> Records for the exercise
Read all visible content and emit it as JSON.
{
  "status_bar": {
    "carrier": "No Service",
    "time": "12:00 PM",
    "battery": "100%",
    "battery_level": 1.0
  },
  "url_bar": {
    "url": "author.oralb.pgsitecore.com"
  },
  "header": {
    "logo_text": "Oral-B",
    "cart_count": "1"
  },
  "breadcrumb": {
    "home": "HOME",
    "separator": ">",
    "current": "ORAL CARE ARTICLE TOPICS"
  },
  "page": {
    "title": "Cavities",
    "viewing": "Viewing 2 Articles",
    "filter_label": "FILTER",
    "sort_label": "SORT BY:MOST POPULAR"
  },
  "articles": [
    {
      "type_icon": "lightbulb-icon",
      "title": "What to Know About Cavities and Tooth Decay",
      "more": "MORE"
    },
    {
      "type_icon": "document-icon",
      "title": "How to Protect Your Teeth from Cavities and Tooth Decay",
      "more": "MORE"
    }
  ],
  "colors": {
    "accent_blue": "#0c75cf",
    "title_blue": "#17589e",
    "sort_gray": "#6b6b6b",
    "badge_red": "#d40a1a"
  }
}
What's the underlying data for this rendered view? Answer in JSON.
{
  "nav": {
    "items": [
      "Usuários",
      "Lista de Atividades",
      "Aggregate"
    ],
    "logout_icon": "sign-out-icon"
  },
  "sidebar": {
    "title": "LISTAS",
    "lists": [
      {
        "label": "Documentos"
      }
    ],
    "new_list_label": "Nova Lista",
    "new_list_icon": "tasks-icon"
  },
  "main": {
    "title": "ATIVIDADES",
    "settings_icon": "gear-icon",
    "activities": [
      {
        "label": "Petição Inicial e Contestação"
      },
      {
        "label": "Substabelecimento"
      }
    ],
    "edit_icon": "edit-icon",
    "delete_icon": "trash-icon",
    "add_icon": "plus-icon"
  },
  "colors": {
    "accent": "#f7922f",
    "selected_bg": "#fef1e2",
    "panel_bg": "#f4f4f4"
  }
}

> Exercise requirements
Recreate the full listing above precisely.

> Solution to this task
Read all visible content and emit it as JSON.
{
  "status_bar": {
    "carrier": "No Service",
    "time": "12:00 PM",
    "battery": "100%",
    "battery_level": 1.0
  },
  "url_bar": {
    "url": "author.oralb.pgsitecore.com"
  },
  "header": {
    "logo_text": "Oral-B",
    "cart_count": "1"
  },
  "breadcrumb": {
    "home": "HOME",
    "separator": ">",
    "current": "ORAL CARE ARTICLE TOPICS"
  },
  "page": {
    "title": "Cavities",
    "viewing": "Viewing 2 Articles",
    "filter_label": "FILTER",
    "sort_label": "SORT BY:MOST POPULAR"
  },
  "articles": [
    {
      "type_icon": "lightbulb-icon",
      "title": "What to Know About Cavities and Tooth Decay",
      "more": "MORE"
    },
    {
      "type_icon": "document-icon",
      "title": "How to Protect Your Teeth from Cavities and Tooth Decay",
      "more": "MORE"
    }
  ],
  "colors": {
    "accent_blue": "#0c75cf",
    "title_blue": "#17589e",
    "sort_gray": "#6b6b6b",
    "badge_red": "#d40a1a"
  }
}
What's the underlying data for this rendered view? Answer in JSON.
{
  "nav": {
    "items": [
      "Usuários",
      "Lista de Atividades",
      "Aggregate"
    ],
    "logout_icon": "sign-out-icon"
  },
  "sidebar": {
    "title": "LISTAS",
    "lists": [
      {
        "label": "Documentos"
      }
    ],
    "new_list_label": "Nova Lista",
    "new_list_icon": "tasks-icon"
  },
  "main": {
    "title": "ATIVIDADES",
    "settings_icon": "gear-icon",
    "activities": [
      {
        "label": "Petição Inicial e Contestação"
      },
      {
        "label": "Substabelecimento"
      }
    ],
    "edit_icon": "edit-icon",
    "delete_icon": "trash-icon",
    "add_icon": "plus-icon"
  },
  "colors": {
    "accent": "#f7922f",
    "selected_bg": "#fef1e2",
    "panel_bg": "#f4f4f4"
  }
}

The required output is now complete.